23 Aug Environmental Justice
I grew up with clean drinking water. I had public parks available to me. My house wasn’t near a sewage treatment facility. Overall, I had clean air, clean water, and available green space. However, these important basic rights aren’t always available to everyone.
When I began college, I began to critically see the presence of environmental injustice and its effects on the World. I was seeing it on the news and my classes were shining a light on the common link between low income communities and environmental injustice. It is in Flint, Michigan, where people still haven’t had access to clean water in the past year. It is in Houston, Texas, where air quality is horrible due to the abundant refineries situated in low income communities. Then, also, it is the Bronx, New York.
I see environmental justice in my own backyard. I go to Fordham University in the Bronx. Out of all the New York City boroughs, the Bronx is where the predominant lower class lives. Sadly, this also parallels with where many people of color live. In the Bronx, I see how environmental injustice is mentally and physically affecting the present and future of the Bronx community. Physically, it is affecting the air quality the residents experience in the Bronx. In turn, this also leads to respiratory problems like asthma and common cases of bronchitis in Bronx residents. Mentally, people are living with horrible environmental standards, and then not fighting for better conditions. This can be because of lack of awareness, normalization to the problem, or the belief that they can’t do anything. For instance, walking down Bronx’s Fordham Road in the morning one sees fresh trash from the night before. And throughout the day, I see people adding to the litter. This is due to the number of reasons I have listed. People either don’t care or have just given up. Due to this situation, sometimes I believe being mentally affected can be just as harmful as being affected physically.

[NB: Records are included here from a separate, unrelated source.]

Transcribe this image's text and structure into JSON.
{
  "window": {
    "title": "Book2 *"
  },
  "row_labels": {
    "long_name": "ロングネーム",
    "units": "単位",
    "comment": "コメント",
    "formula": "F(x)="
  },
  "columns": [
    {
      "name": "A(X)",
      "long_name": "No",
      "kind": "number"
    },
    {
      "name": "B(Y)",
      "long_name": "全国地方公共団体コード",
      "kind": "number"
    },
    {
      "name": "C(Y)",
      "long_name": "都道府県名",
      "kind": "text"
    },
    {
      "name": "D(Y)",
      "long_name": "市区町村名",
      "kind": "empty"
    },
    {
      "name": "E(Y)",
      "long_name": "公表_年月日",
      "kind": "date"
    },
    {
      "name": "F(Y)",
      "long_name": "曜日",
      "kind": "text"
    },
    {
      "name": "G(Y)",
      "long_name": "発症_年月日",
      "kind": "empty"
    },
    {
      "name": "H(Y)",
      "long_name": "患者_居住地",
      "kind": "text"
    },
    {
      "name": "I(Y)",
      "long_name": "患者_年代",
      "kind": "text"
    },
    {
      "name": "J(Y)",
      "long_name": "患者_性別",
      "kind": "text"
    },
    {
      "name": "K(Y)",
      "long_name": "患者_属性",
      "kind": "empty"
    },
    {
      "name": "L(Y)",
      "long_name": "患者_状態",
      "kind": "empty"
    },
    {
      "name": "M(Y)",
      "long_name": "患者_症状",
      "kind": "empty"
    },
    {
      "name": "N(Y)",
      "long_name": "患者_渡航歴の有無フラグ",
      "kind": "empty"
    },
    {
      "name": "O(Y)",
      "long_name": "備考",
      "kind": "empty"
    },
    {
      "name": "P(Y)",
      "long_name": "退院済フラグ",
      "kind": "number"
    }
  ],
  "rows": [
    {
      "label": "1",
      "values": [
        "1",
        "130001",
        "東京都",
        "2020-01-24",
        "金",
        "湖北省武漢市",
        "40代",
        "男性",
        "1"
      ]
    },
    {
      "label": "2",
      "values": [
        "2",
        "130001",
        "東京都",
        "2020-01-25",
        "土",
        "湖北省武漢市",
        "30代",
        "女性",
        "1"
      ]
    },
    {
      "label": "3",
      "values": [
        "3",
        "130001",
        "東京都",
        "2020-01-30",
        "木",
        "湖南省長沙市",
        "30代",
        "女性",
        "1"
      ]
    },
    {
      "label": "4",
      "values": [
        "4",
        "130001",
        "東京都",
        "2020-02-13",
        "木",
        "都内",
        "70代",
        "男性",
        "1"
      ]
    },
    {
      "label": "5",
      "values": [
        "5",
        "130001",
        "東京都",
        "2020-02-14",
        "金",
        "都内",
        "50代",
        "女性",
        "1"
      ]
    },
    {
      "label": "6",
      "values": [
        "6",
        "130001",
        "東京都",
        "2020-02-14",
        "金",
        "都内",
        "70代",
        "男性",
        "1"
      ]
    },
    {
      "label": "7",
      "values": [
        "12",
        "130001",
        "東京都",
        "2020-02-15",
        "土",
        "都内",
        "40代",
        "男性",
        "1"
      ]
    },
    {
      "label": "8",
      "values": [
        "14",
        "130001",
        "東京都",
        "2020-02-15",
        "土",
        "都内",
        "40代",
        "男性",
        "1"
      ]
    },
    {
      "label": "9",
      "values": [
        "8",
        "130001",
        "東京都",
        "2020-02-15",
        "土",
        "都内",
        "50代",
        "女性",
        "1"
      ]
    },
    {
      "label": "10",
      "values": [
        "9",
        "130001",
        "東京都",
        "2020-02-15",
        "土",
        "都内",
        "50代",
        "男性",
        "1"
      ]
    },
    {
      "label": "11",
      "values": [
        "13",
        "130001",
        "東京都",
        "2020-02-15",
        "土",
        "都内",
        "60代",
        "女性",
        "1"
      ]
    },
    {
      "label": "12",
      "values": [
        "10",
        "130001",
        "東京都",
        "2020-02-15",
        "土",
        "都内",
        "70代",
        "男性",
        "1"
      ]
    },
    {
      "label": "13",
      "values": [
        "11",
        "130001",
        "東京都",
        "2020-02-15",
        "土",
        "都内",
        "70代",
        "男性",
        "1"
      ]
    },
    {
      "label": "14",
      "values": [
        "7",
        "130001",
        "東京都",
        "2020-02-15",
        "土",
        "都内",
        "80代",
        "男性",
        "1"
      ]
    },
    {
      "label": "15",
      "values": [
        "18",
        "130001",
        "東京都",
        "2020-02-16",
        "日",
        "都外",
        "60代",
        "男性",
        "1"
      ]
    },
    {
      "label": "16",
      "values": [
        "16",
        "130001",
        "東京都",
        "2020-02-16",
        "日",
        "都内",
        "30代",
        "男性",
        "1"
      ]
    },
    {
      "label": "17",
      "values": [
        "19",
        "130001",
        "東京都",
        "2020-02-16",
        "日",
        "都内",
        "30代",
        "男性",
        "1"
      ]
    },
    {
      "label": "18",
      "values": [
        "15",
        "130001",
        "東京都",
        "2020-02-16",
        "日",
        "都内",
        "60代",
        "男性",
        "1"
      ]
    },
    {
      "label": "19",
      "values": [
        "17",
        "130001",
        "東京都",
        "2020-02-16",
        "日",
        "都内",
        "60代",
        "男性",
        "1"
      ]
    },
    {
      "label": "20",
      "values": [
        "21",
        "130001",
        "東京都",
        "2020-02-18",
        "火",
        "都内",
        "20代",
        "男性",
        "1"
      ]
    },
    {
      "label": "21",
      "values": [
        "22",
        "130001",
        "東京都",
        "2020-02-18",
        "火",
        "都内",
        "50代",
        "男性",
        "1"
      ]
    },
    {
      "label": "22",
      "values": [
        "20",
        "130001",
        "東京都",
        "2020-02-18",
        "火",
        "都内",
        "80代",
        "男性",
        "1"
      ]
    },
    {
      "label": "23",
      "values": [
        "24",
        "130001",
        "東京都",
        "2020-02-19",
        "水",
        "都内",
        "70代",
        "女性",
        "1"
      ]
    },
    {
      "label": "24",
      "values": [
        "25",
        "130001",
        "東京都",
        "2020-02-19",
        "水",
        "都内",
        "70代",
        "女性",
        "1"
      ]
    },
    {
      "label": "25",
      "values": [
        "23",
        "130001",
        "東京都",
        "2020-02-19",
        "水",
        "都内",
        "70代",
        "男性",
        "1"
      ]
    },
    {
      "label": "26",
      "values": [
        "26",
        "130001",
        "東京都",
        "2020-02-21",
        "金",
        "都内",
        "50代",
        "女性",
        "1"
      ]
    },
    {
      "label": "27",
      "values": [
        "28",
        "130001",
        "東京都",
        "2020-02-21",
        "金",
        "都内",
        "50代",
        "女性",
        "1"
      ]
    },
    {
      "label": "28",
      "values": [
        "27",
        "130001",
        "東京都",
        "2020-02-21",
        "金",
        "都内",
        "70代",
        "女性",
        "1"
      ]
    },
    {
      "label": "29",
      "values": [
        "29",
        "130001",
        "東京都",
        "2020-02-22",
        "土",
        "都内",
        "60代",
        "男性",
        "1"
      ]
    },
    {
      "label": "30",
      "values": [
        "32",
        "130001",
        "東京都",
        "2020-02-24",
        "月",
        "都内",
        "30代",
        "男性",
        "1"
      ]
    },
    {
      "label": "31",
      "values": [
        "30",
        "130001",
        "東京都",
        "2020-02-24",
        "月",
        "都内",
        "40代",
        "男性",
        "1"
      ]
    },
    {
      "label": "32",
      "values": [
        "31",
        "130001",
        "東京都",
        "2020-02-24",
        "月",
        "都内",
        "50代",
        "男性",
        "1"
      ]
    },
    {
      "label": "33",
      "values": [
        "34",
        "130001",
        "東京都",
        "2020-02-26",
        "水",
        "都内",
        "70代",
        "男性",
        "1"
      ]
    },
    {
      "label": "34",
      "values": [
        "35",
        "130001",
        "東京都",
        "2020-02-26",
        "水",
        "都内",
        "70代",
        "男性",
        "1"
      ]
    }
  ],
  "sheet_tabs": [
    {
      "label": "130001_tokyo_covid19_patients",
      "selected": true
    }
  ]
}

Being aware of this problem is what has pushed me to pursue for internships like this one. A major environmental injustice problem prevalent in America is lack of green space and/or lack of awareness of it. For example, there is a significant percentage of Latinos in Patchogue, New York, who are not aware of or aren’t seeking the green space available to them. Currently, Fire Island National Seashore (FIIS) is being used as a valuable tool to combat the lack of awareness and minimum green space available to urban communities on Long Island. However, FIIS can only combat this form of environmental injustice if more communities are being more receptive to learning more about FIIS and can afford to go there. Therefore, I am glad this internship allows me to go out to the community and teach people about FIIS. One method, as discussed in my previous blog, was through Latino Conservation Celebration Day. With the help of the Friends of Fire Island National Seashore, we got Latino families to go to the seashore and access the green space available to them. Another method was bringing FIIS to summer camps at William Floyd High School for a day. Ranger Sam and I taught kids about the National Seashore available to them and all the types of marine life that live there. Furthermore, Roxana and I have also participated in Patchogue community events, like “Alive After Five,” to teach and get the FIIS name out to the community. Overall, the community outreach I have done for this internship has taught me that community building and getting involved are key towards combating environmental injustice.
However, community outreach does not only promote stewardship towards the environment and fight the lack of awareness of green space. It can also fight other forms of environmental injustices that communities face. For instance, getting together as a community and fighting as a collective against dirty water and toxic air is how many horrible situations can be corrected. One can look at Love Canal as an example. The whole community came together after realizing toxic waste was seeping from under their houses, school, and all over their neighborhood. Adults and kids were suffering from low blood cell counts and leukemia on account of this. Together, the Love Canal community fought for compensation for new homes and aid for their health issues. As that effort showed, when a community works together and looks out for each other, then environmental justice can be achieved. This is an important lesson that both history and my internship have taught me.